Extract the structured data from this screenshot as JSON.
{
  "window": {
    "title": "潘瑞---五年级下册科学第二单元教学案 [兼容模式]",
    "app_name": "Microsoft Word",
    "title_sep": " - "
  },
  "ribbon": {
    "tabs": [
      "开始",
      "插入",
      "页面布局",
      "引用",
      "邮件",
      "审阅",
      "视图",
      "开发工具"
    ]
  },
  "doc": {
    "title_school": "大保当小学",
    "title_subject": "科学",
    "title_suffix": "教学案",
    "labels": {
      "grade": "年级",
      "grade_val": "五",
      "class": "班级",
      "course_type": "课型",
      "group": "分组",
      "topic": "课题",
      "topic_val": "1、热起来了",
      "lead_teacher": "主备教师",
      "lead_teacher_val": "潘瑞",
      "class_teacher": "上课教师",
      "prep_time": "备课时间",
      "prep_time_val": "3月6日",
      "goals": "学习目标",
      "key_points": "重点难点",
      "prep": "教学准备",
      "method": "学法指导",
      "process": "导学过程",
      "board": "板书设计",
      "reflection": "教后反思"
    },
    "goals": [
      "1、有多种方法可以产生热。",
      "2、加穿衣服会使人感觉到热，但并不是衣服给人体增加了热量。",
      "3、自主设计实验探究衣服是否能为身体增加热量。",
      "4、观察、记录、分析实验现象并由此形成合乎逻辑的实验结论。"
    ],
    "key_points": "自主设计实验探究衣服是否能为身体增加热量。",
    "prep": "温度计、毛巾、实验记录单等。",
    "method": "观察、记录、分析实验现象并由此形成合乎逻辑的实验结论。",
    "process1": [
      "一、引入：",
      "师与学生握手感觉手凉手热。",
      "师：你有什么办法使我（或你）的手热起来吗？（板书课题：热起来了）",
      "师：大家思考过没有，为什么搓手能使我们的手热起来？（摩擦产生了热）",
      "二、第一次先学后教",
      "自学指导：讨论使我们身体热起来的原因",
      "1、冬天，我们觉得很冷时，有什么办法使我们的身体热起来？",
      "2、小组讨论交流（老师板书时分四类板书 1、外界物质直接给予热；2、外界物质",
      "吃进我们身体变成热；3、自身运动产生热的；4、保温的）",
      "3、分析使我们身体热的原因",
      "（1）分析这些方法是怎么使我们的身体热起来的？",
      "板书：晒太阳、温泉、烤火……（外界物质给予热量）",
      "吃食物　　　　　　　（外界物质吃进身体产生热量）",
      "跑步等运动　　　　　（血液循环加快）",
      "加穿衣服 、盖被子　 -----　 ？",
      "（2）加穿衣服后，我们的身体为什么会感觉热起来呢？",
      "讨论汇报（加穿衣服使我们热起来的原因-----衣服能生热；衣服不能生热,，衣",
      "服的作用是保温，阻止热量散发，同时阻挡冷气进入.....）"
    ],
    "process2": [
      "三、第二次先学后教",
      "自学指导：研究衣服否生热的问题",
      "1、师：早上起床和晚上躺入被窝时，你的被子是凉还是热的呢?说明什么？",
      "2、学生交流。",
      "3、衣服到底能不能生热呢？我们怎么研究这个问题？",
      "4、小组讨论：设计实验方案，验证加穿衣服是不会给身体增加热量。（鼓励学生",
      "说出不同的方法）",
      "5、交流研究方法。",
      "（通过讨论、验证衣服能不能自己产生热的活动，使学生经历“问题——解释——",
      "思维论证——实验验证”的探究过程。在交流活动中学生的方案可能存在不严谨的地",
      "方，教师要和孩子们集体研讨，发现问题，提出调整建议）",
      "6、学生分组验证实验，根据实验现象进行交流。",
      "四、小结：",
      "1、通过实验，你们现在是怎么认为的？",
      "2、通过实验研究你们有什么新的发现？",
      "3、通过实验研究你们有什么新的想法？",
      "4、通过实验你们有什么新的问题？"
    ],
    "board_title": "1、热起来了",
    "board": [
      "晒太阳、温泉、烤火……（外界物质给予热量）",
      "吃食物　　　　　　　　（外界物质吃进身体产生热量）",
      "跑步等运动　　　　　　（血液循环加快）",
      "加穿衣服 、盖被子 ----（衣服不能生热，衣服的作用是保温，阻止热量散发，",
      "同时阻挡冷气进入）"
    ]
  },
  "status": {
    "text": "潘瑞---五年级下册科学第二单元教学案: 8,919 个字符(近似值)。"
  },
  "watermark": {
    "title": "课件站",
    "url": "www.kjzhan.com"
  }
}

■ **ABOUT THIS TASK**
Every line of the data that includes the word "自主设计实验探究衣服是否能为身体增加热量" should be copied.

■ **TASK SOLUTION**
      "3、自主设计实验探究衣服是否能为身体增加热量。",
    "key_points": "自主设计实验探究衣服是否能为身体增加热量。",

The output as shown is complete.